- Haider dir. by Vishal Bhardwaj
In a recent interview, Vishal Bhardwaj stated that even as he was writing the screenplay for Hamlet, the final film in his trilogy of Shakespearean tragedies (the earlier films are Maqbool, based on Macbeth, and Omkara, based on Othello), his wife drew his attention to Basharat Peer’s autobiographical novel, Curfewed Night. Peer’s novel examines the political turmoil in Kashmir, the site of India-Pakistan conflict for decades (see “Kashmir is the Hamlet of my Film,” Indian Express, 5 October 2014, Web). In an act of creative serendipity, Bhardwaj’s Hamlet, initially conceived as an espionage thriller, turned into the story of Haider, a disaffected Kashmiri youth growing up in the heavily militarized Kashmir of the 1990s when both insurgency and the Indian army’s brutalities had escalated. By the director’s own assertion, in Bhardwaj’s Haider (co-written with Peer), Kashmir is Hamlet, not least because “I like to fire the shots from Shakespeare’s shoulders […] that gives me a lot of license” (see “Bollywood Takes on the Agony of Kashmir,” New York Times, 27 October 2014, Web). For Peer, a Kashmiri journalist, it was a matter of taking “stories I had reported on and grafting them onto Shakespeare” (“Bollywood Takes on the Agony of Kashmir”). This somewhat instrumental and incidental use of Shakespeare’s Hamlet as a cover or a template for narrating the story of Kashmir does not always work. But it does convey a sense of excess—the Shakespearean frame often proving inadequate to hold the complex narrative of a benighted world haunted by army surveillance; random security checks; torture; the sudden “disappearances” of men; and the “half widows” who wait for them, not knowing if they are dead.

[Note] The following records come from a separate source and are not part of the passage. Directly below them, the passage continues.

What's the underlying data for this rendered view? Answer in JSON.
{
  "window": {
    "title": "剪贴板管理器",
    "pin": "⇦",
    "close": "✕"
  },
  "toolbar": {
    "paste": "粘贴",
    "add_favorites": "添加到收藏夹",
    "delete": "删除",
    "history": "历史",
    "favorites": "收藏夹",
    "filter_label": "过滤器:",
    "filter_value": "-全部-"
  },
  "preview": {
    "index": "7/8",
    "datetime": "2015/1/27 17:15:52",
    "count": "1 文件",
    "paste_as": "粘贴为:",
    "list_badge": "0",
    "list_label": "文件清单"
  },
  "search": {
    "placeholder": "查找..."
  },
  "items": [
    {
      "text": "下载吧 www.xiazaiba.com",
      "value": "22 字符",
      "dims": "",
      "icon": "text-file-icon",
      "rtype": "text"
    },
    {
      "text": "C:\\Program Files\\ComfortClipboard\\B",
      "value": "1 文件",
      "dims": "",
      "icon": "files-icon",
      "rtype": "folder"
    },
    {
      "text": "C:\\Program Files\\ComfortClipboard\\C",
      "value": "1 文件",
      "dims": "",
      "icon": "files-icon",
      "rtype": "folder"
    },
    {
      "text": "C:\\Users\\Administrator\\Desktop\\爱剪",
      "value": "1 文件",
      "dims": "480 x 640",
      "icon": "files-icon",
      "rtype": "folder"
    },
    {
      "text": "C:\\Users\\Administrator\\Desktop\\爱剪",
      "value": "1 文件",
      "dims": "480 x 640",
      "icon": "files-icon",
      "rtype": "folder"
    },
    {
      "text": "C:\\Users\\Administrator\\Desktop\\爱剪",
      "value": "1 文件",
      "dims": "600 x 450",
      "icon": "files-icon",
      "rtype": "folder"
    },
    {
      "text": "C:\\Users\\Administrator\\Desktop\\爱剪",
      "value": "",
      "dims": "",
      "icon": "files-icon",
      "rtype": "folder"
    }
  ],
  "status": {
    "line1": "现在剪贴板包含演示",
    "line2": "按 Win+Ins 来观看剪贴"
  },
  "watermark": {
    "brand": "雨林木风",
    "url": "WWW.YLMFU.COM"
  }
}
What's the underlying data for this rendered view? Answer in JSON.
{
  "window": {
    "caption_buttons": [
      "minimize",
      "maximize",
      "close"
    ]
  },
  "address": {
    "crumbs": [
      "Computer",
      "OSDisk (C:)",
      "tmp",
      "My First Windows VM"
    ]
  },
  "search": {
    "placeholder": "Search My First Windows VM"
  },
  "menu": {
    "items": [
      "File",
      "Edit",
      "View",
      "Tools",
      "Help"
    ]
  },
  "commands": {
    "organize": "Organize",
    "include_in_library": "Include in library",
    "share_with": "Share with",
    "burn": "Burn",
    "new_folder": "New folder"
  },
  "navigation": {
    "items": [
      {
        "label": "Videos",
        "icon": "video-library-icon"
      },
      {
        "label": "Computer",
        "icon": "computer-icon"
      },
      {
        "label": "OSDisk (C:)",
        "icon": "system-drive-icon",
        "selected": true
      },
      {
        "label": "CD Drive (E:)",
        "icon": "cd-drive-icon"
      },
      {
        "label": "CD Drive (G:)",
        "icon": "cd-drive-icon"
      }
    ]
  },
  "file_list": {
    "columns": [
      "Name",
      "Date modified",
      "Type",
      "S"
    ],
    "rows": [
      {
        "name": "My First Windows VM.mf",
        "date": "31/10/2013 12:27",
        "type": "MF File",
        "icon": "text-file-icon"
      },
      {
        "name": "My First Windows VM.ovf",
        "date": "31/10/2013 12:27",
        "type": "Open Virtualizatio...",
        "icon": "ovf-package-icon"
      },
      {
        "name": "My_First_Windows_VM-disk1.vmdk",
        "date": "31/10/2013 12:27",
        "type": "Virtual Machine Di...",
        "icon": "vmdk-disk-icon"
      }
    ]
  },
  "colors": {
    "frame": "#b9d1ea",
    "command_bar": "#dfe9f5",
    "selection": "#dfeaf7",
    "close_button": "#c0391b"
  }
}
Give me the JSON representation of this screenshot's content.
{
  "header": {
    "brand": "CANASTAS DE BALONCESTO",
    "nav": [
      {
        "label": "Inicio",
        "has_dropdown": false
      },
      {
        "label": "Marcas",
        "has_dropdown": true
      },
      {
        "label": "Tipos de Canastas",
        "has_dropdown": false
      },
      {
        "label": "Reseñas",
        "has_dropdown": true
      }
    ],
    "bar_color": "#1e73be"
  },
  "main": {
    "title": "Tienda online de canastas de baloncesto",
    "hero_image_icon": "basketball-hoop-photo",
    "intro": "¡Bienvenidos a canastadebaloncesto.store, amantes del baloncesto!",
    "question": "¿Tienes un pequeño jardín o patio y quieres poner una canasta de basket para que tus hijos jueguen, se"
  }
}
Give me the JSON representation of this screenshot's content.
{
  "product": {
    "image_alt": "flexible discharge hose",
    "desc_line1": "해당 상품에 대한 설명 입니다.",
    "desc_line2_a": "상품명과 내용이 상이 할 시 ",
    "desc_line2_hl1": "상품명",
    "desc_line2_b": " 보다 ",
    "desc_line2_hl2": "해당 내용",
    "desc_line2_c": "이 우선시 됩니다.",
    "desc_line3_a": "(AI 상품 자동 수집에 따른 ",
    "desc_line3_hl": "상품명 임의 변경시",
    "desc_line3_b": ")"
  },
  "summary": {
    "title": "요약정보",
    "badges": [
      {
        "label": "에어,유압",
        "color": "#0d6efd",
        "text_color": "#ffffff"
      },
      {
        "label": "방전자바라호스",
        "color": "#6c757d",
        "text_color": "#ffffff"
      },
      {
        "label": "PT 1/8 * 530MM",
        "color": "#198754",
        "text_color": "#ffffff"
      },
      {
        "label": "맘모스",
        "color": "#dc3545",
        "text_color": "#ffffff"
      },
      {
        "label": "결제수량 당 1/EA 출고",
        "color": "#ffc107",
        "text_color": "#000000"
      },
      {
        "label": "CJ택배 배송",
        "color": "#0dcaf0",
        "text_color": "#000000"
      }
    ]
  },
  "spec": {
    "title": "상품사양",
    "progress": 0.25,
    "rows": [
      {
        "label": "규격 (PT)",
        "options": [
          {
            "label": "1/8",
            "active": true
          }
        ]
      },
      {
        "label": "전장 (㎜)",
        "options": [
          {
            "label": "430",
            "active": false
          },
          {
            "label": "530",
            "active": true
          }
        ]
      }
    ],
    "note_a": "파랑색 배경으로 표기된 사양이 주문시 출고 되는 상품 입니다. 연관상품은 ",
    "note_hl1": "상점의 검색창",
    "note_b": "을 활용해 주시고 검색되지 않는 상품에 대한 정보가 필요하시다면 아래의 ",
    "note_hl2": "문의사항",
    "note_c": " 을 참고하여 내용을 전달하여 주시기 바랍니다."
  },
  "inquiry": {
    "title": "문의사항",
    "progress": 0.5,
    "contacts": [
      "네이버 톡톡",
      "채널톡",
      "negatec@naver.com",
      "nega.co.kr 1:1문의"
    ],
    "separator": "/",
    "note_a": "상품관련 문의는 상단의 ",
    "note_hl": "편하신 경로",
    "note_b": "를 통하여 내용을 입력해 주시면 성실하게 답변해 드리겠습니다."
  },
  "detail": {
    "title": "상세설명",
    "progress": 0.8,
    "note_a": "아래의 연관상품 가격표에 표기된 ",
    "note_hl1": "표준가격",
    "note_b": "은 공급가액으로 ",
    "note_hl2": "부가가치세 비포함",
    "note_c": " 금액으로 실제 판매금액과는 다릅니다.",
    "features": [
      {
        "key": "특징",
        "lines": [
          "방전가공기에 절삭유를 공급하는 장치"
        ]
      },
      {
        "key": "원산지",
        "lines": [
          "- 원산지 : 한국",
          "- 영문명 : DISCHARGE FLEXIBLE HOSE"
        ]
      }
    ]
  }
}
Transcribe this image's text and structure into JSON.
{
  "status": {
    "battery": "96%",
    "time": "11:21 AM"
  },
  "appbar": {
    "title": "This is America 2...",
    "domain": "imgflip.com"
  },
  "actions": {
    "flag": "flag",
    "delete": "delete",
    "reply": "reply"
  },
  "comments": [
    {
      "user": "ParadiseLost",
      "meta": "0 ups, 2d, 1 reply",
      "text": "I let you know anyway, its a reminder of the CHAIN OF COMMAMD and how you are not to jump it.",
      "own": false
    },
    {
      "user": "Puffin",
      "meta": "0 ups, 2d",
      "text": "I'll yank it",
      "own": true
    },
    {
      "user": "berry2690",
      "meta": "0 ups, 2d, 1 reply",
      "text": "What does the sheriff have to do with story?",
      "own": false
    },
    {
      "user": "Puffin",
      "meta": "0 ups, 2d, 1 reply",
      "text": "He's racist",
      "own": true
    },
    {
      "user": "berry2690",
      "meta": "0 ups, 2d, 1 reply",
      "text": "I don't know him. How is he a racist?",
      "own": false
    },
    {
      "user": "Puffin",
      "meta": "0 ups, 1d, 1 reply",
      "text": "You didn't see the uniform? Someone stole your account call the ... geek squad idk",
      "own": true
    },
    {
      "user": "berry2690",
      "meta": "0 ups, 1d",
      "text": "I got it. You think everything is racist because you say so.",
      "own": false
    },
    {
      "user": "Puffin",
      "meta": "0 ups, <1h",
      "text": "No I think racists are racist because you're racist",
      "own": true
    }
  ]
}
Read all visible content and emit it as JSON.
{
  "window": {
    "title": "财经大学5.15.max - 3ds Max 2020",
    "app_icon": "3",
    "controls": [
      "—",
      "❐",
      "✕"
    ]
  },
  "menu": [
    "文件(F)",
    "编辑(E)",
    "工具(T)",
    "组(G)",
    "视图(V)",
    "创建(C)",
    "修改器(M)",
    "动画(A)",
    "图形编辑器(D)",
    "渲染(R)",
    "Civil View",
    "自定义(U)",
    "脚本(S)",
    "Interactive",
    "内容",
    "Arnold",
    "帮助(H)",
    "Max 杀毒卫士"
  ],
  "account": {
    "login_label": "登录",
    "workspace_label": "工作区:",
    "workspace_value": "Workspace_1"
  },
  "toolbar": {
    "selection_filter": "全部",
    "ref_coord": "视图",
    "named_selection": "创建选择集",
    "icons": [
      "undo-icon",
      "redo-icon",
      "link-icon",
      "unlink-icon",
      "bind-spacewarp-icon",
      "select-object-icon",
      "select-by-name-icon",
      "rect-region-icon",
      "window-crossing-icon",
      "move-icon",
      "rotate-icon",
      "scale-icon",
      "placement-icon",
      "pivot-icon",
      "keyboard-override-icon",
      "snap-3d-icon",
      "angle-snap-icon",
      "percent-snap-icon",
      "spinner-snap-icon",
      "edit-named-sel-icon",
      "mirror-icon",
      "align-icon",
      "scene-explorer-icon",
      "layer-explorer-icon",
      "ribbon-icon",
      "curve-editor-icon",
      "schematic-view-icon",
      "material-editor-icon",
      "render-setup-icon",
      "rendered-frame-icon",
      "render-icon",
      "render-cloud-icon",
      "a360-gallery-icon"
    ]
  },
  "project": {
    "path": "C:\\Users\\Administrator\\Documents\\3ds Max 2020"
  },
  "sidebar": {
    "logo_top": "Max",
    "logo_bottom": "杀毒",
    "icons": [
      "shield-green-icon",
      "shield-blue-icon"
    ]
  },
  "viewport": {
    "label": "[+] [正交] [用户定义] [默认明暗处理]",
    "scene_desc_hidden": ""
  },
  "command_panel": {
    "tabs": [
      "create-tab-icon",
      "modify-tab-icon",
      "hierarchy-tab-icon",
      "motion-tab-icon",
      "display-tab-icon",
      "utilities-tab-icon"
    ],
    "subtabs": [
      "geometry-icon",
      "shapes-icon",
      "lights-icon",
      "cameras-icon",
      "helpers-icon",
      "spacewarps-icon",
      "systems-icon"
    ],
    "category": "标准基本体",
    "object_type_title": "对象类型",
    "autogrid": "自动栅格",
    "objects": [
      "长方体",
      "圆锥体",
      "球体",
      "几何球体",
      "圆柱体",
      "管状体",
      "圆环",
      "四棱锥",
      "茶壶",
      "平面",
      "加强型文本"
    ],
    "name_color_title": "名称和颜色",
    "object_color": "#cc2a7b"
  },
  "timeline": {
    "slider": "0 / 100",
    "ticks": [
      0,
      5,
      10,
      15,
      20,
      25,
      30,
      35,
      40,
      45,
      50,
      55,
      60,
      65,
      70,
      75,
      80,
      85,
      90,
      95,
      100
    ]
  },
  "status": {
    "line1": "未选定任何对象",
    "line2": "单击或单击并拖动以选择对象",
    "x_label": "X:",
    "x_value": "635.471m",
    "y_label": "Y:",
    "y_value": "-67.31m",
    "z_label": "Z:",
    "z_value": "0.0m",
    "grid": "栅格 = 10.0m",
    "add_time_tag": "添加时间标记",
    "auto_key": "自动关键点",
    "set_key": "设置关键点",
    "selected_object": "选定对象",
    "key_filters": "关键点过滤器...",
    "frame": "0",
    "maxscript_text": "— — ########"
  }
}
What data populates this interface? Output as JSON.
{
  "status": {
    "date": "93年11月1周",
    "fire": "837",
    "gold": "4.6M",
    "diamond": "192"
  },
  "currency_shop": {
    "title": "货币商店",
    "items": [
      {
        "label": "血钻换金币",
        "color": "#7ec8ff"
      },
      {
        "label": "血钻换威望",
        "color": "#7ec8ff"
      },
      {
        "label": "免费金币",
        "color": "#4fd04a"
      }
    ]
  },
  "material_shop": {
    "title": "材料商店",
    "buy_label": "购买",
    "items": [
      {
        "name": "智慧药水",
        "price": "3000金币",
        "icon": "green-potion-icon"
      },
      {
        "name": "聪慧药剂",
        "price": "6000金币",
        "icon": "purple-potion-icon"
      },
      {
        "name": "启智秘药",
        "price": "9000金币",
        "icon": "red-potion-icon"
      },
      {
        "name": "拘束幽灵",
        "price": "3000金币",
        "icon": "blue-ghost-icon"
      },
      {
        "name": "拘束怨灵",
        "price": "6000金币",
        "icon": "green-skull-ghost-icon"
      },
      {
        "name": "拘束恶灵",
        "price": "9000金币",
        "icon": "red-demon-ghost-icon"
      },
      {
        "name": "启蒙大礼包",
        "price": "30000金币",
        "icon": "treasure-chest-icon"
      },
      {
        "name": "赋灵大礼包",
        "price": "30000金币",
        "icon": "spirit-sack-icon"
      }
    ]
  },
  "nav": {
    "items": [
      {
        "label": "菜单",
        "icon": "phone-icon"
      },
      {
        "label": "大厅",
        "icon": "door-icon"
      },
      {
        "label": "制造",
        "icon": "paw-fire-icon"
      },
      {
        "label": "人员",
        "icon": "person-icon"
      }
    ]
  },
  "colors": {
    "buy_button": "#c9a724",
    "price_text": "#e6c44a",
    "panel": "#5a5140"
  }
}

The film often feels weighed down by stories, almost too many of them. The first half focuses on setting the Kashmir scene while the Hamlet plot is compressed into the second half. The sense of claustrophobia is intensified by the writer-director’s anxiety to flesh out what in Shakespeare’s play is half told, suggested, or gestured at. In a novelistic [End Page 129] overloading, Hamlet’s character is given a “back-story” that pictures his childhood growing up in a house echoing with poetry, listening to music with his father. The film outlines his oedipal relationship with his mother and her desperate attempts to keep him away from guns and radical politics. Even the Ghost is corporealized and given a past in Haider—a doctor in life, picked up by the Indian army for helping “militants,” he returns after death as the mysterious Roohdaar, literally the “soul holder,” a doppelgänger for Hamlet Senior. Played brilliantly by Irrfan Khan dressed in dazzling white with dark shades, Roohdaar is also rendered material and given a narrative: he is a Pakistani agent who has been tortured by the Indian army along with Haider’s father. A witness to the doctor’s death, he escapes using the dead man’s identity papers, and returns to Kashmir to urge the son to take revenge. What in the play has the uncertain status of a ghost’s speech is in Haider turned into a realist narrative with harrowing torture scenes in the flashback sequences reported by Roohdar.
Haider has been both hailed and condemned for being a political film that has managed to ruffle the establishment’s feathers on both sides of the border. It had to go through forty-one cuts in India, was banned in Pakistan, and has run with major sections blurred in Kashmir. Yet the film appears to miss the politics of Shakespeare’s play. Hamlet is a political play not because the protagonist participates in court intrigue but because he refuses to do so. Stalin found the play dangerous not because the hero was a revolutionary, but because he was not one. By questioning the very idea of retribution, Hamlet casts doubt on the patriarchal code of violent action and the norms of masculinity that underpin the revenge genre. His reluctance to act thus challenges the dominant ideology of the play. By making Haider already always a...